Problem statement> This exercise calls for every record to be set down again, exactly and in full.

Data section>
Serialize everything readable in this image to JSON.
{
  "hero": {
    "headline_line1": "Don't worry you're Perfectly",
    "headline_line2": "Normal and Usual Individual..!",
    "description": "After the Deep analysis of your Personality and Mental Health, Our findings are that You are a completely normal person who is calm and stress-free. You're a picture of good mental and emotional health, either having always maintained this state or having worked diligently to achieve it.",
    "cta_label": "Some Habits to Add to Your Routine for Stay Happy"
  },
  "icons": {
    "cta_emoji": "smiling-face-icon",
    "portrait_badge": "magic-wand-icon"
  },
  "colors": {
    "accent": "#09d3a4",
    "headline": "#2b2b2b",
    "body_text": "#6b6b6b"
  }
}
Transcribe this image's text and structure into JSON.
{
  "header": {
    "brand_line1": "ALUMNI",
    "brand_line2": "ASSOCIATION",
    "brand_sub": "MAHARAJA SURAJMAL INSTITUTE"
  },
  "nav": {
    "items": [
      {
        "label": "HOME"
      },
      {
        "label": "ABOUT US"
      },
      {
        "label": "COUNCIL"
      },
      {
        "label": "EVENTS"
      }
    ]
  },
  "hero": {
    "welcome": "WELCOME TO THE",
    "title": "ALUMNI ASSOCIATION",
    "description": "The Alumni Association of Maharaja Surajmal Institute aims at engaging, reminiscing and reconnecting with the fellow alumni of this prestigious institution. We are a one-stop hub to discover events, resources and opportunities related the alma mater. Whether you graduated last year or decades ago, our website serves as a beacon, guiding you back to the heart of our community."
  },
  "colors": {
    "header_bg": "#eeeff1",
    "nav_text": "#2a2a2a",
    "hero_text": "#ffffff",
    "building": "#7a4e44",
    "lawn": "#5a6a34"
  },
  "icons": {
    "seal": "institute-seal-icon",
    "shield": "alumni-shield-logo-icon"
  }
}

Your solution>
Serialize everything readable in this image to JSON.
{
  "hero": {
    "headline_line1": "Don't worry you're Perfectly",
    "headline_line2": "Normal and Usual Individual..!",
    "description": "After the Deep analysis of your Personality and Mental Health, Our findings are that You are a completely normal person who is calm and stress-free. You're a picture of good mental and emotional health, either having always maintained this state or having worked diligently to achieve it.",
    "cta_label": "Some Habits to Add to Your Routine for Stay Happy"
  },
  "icons": {
    "cta_emoji": "smiling-face-icon",
    "portrait_badge": "magic-wand-icon"
  },
  "colors": {
    "accent": "#09d3a4",
    "headline": "#2b2b2b",
    "body_text": "#6b6b6b"
  }
}
Transcribe this image's text and structure into JSON.
{
  "header": {
    "brand_line1": "ALUMNI",
    "brand_line2": "ASSOCIATION",
    "brand_sub": "MAHARAJA SURAJMAL INSTITUTE"
  },
  "nav": {
    "items": [
      {
        "label": "HOME"
      },
      {
        "label": "ABOUT US"
      },
      {
        "label": "COUNCIL"
      },
      {
        "label": "EVENTS"
      }
    ]
  },
  "hero": {
    "welcome": "WELCOME TO THE",
    "title": "ALUMNI ASSOCIATION",
    "description": "The Alumni Association of Maharaja Surajmal Institute aims at engaging, reminiscing and reconnecting with the fellow alumni of this prestigious institution. We are a one-stop hub to discover events, resources and opportunities related the alma mater. Whether you graduated last year or decades ago, our website serves as a beacon, guiding you back to the heart of our community."
  },
  "colors": {
    "header_bg": "#eeeff1",
    "nav_text": "#2a2a2a",
    "hero_text": "#ffffff",
    "building": "#7a4e44",
    "lawn": "#5a6a34"
  },
  "icons": {
    "seal": "institute-seal-icon",
    "shield": "alumni-shield-logo-icon"
  }
}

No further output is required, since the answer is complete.